By Elias Hazou
THE usually austere Attorney-general Costas Clerides revealed a lighter side to his character during a public discussion held last night.
Speaking at an event organised by the Association for Social Reform, titled “Democracy, politics and the rule of law,” Clerides chose to joke about his very public spat with his deputy.
“I began to jot down some notes for this speech. Later on, at some point while filling out my income tax return form for 2014, it hit me: should I have declared the bribes I took in 2013 for the year 2014?”
“But then I thought to myself: half of Cyprus wouldn’t do that, so why should I?”
Clerides was commenting on the allegations made against him by deputy Attorney-general Rikos Erotokritou.
Erotokritou claims Clerides stood to gain personally from a decision to halt criminal proceedings in the Providencia case, involving a Russian trust fund worth hundreds of millions. The prosecution had been initiated by Erotokritou, but was later revoked by Clerides.
On a more serious note, the Attorney-general said that, in the wake of the 2013 financial meltdown, Cyprus is going through a transitional phase, seeking to recover from a crisis of values.
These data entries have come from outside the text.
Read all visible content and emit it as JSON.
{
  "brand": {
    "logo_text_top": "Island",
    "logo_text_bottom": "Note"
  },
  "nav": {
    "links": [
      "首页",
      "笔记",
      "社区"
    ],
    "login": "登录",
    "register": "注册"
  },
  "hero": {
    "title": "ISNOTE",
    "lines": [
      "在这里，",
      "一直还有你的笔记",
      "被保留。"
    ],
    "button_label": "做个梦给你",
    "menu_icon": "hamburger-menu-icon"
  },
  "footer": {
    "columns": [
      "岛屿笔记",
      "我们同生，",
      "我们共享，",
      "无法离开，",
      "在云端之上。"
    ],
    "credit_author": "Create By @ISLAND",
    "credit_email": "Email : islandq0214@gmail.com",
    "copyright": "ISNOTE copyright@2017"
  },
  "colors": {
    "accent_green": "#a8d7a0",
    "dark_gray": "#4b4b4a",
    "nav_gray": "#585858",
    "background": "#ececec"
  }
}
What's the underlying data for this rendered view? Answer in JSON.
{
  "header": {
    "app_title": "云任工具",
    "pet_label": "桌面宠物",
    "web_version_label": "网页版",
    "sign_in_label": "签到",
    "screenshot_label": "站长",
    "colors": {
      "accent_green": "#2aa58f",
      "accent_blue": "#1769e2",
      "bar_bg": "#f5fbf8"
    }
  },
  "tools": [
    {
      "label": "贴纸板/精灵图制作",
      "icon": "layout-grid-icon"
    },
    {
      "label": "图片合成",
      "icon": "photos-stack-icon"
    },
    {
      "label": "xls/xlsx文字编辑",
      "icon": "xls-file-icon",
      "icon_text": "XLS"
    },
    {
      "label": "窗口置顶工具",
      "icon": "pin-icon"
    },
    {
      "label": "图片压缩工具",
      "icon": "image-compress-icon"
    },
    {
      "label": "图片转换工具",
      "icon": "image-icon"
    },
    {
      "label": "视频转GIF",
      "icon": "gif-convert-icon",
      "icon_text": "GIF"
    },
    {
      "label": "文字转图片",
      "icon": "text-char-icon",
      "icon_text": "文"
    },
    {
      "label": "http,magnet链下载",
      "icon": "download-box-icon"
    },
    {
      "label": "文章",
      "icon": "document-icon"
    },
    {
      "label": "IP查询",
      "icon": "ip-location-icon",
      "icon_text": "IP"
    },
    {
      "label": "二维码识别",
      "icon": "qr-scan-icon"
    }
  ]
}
“We suffered what we suffered, yet we are none the wiser,” Clerides said.
“It is often the case where actions or omissions by the executive or the legislative branches of government… are primarily dictated by the political cost they entail and not by the public interest.”
In his own talk, Auditor-general Odysseas Michaelides proposed a way out of the conundrum where an independent state official turns both accuser and accused in the same case.
He too was alluding to the dispute between the Attorney-general and his deputy.
Michaelides suggested that the positions of deputies to independent state officials – a relic of the 1960 Constitution – be abolished.
Since it would take an act of parliament to amend the constitution to achieve this, and the current mindset is to leave the constitution untouched, Michaelides said the political parties should instead agree an informal policy where such positions are not filled once they are vacated.
The Auditor-general also revealed that his office would in the next few days complete its audit investigation into the Nicosia sewerage board, where public contracts are believed to have been awarded under questionable terms.
“We shall be forwarding this file to the Attorney-general, since it appears that this case, too, has a foul smell,” he said.